How to avoid hydration errors in Gatsby with React.lazy

Andreas Löw
How to avoid hydration errors in Gatsby with React.lazy

Motivation

This whole page is created using Gatsby, a static page renderer that creates really fast web pages. What I love about it, is that I can directly integrate React components to make the page interactive.

The problem with this page is, that as it grows, the size of the generated javascript files also grows, increasing the page load times.

I am using Prism for highlighting code blocks. So the Prism library and all its dependencies quickly became part of the main application bundle - even on pages that did not use highlighting at all.

Code splitting in React

To prevent this kind of bloat, React supports code splitting. That's quite easy to apply by importing your component using React.lazy:

const PrismHighlighter = React.lazy(() => import("./prism-highlighter"));

When you want to use the component you just have to put it inside a <Suspense> block. It renders the fallback component until the lazy loaded component is available:

<Suspense fallback={<div>Loading</div>}>
    <PrismHighlighter code={codeString}>
        ...
    </PrismHighlighter>
</Suspense>

Sounds easy. But there's one disadvantage: Google will not be happy about this because it creates Cumulative Layout Shift (CLS). That means that before loading the highlighter component Loading is displayed, which is replaced with the code block which might need more space on your webpage. This pushes all your blog post text down and moves parts of your page. Google considers this as a bad practice and this will hurt your search engine rankings.

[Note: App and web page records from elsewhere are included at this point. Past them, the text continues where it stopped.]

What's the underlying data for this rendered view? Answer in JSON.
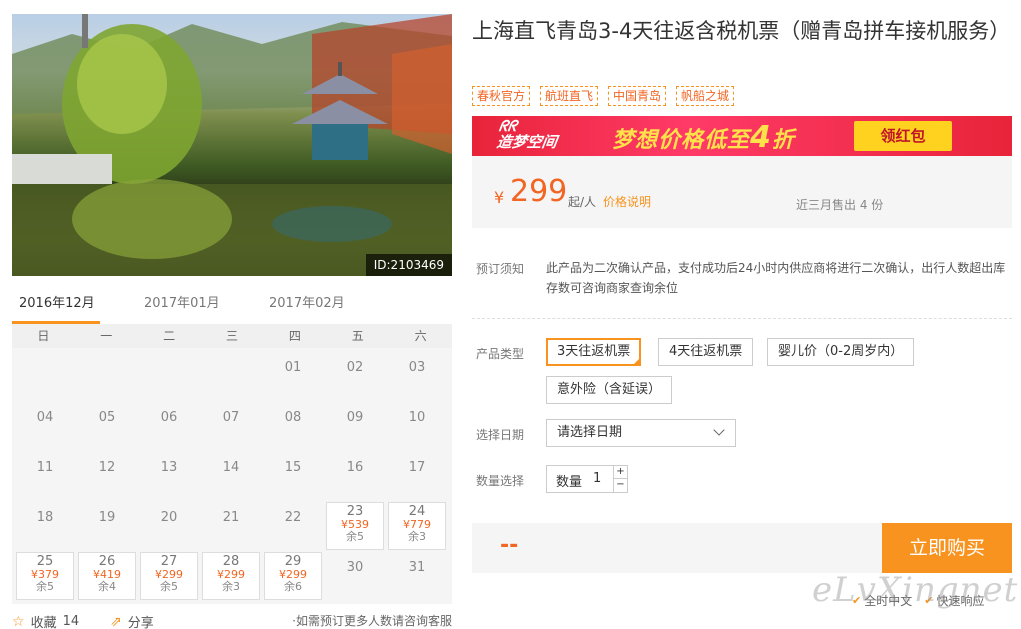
{
  "photo": {
    "id_label": "ID:2103469"
  },
  "calendar": {
    "months": [
      "2016年12月",
      "2017年01月",
      "2017年02月"
    ],
    "active_month": 0,
    "weekdays": [
      "日",
      "一",
      "二",
      "三",
      "四",
      "五",
      "六"
    ],
    "rows": [
      [
        null,
        null,
        null,
        null,
        {
          "d": "01"
        },
        {
          "d": "02"
        },
        {
          "d": "03"
        }
      ],
      [
        {
          "d": "04"
        },
        {
          "d": "05"
        },
        {
          "d": "06"
        },
        {
          "d": "07"
        },
        {
          "d": "08"
        },
        {
          "d": "09"
        },
        {
          "d": "10"
        }
      ],
      [
        {
          "d": "11"
        },
        {
          "d": "12"
        },
        {
          "d": "13"
        },
        {
          "d": "14"
        },
        {
          "d": "15"
        },
        {
          "d": "16"
        },
        {
          "d": "17"
        }
      ],
      [
        {
          "d": "18"
        },
        {
          "d": "19"
        },
        {
          "d": "20"
        },
        {
          "d": "21"
        },
        {
          "d": "22"
        },
        {
          "d": "23",
          "price": "¥539",
          "stock": "余5"
        },
        {
          "d": "24",
          "price": "¥779",
          "stock": "余3"
        }
      ],
      [
        {
          "d": "25",
          "price": "¥379",
          "stock": "余5"
        },
        {
          "d": "26",
          "price": "¥419",
          "stock": "余4"
        },
        {
          "d": "27",
          "price": "¥299",
          "stock": "余5"
        },
        {
          "d": "28",
          "price": "¥299",
          "stock": "余3"
        },
        {
          "d": "29",
          "price": "¥299",
          "stock": "余6"
        },
        {
          "d": "30"
        },
        {
          "d": "31"
        }
      ]
    ]
  },
  "actions": {
    "favorite_label": "收藏",
    "favorite_count": "14",
    "share_label": "分享",
    "note": "·如需预订更多人数请咨询客服"
  },
  "product": {
    "title": "上海直飞青岛3-4天往返含税机票（赠青岛拼车接机服务）",
    "tags": [
      "春秋官方",
      "航班直飞",
      "中国青岛",
      "帆船之城"
    ]
  },
  "banner": {
    "logo_line1": "ᖇᖇ",
    "logo_text": "造梦空间",
    "slogan_pre": "梦想价格低至",
    "slogan_num": "4",
    "slogan_post": "折",
    "button": "领红包"
  },
  "price": {
    "currency": "¥",
    "amount": "299",
    "unit": "起/人",
    "explain_link": "价格说明",
    "sold": "近三月售出 4 份"
  },
  "notice": {
    "label": "预订须知",
    "text": "此产品为二次确认产品，支付成功后24小时内供应商将进行二次确认，出行人数超出库存数可咨询商家查询余位"
  },
  "product_type": {
    "label": "产品类型",
    "options": [
      "3天往返机票",
      "4天往返机票",
      "婴儿价（0-2周岁内）",
      "意外险（含延误）"
    ],
    "selected": 0
  },
  "date_select": {
    "label": "选择日期",
    "value": "请选择日期"
  },
  "quantity": {
    "label": "数量选择",
    "inner_label": "数量",
    "value": "1",
    "plus": "+",
    "minus": "−"
  },
  "buy": {
    "total": "--",
    "button": "立即购买"
  },
  "features": [
    "全时中文",
    "快速响应"
  ],
  "watermark": "eLvXingnet",
  "colors": {
    "accent": "#f7931e",
    "price": "#f26522",
    "banner_red": "#e8243a"
  }
}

To prevent this, the fallback component has to match the same size as the lazy loaded component. In case of the syntax highlighter, you can easily use an un-highlighted version of the same code block.

This also has SEO advantages since the code is visible in the pre-rendered version of the page. It's just swapped with the colored version later.

<Suspense fallback={<pre>{codeString}</pre>}>
    <PrismHighlighter code={codeString}>
        ...
    </PrismHighlighter>
</Suspense>

Gatsby is unhappy about React.lazy...

Everything seems to work as long as you are not in Gatsby's SSR mode - that means you are building your page for release.

After building the page you might see something very strange:

  • The content appears as expected
  • The content disappears and is replaced with the placeholder you specified in the Suspense
  • The content appears again

This is because during server side rendering, the content already gets baked into the html pages. This is why it's there directly after loading the page. After that, hydration kicks in and replaces the content with the fallback component. Finally, after loading the real component, the content appears again.

This is obviously not what you want.

And even worse: When opening the page, the console now is full of hydration errors:

  • 418: Hydration failed because the initial UI does not match what was rendered on the server.
  • 422: There was an error while hydrating this Suspense boundary. Switched to client rendering.

This is because the static HTML page already contains the content, but React looks for the fallback when hydrating the Suspense block.

The work-around proposed by the Gatsby developers is to prevent rendering of the component during the build phase for the static pages:

const isSSR = typeof window === "undefined";

return {!isSSR && <Suspense>...</Suspense>}

With this, you don't get any errors from Gatsby - but the whole block is completely removed from the pre-rendered HTML.

Problem solved? Not at all. This solution is bad because it causes Cumulative Layout Shift. And if the content is relevant it might not be visible to search engines. This solution hurts SEO.

My solution

My current solution for this is a component I called SuspenseHelper:

SuspenseHelper.tsx
import React, {ReactNode, useEffect, useState} from "react";

type Props = {
    fallback?: ReactNode,
    children: ReactNode
}

export const SuspenseHelper: React.FC<Props> = ({fallback, children}) => {

    const [isMounted, setMounted] = useState<boolean>(false);

    useEffect( () => {
        if(!isMounted)
        {
            setMounted(true);
        }
    })

    return (
        <Suspense fallback={fallback}>
            {!isMounted ? fallback : children}
        </Suspense>
    )
};

It displays the fallback component and replaces it with the lazy loaded component after a successful load. It also compiles the fallback component into the static HTML pages. With this, the hydration of the page is stable. It also solves the issues with SEO and CLS.

To use the component, simply replace Suspense with SuspenseHelper:

<SuspenseHelper fallback={<pre>{codeString}</pre>}>
    <PrismHighlighter code={codeString}>
        ...
    </PrismHighlighter>
</SuspenseHelper>